Material provided START

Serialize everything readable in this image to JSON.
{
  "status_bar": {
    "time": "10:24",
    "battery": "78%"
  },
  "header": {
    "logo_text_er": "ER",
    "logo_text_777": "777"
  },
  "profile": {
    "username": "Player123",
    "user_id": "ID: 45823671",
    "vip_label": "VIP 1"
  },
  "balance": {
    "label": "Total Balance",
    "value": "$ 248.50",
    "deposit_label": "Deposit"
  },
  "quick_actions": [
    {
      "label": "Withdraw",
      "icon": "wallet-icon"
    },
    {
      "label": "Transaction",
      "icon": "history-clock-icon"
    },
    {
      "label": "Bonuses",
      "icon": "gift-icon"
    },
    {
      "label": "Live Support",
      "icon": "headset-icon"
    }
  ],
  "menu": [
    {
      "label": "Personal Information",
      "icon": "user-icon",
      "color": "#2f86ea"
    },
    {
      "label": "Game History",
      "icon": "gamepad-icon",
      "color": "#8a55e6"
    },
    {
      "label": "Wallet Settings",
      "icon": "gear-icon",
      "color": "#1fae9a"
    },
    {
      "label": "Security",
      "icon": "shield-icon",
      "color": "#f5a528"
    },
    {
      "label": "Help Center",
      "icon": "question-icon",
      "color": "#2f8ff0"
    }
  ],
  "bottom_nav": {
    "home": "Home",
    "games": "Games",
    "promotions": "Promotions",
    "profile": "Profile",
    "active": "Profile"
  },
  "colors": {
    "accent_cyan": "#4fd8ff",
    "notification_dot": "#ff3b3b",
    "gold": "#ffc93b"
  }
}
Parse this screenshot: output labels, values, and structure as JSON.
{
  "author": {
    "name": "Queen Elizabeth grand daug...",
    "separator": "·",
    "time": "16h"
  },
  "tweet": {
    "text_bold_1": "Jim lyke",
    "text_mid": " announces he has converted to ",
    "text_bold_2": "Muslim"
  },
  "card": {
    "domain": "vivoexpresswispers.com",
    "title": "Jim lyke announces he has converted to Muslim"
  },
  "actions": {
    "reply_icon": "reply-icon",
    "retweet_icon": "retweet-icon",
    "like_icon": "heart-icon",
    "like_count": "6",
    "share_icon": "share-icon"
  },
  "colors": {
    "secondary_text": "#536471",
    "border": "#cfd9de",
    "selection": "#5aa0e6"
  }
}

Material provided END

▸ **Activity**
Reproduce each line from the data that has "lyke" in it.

▸ **The answer**
    "text_bold_1": "Jim lyke",
    "title": "Jim lyke announces he has converted to Muslim"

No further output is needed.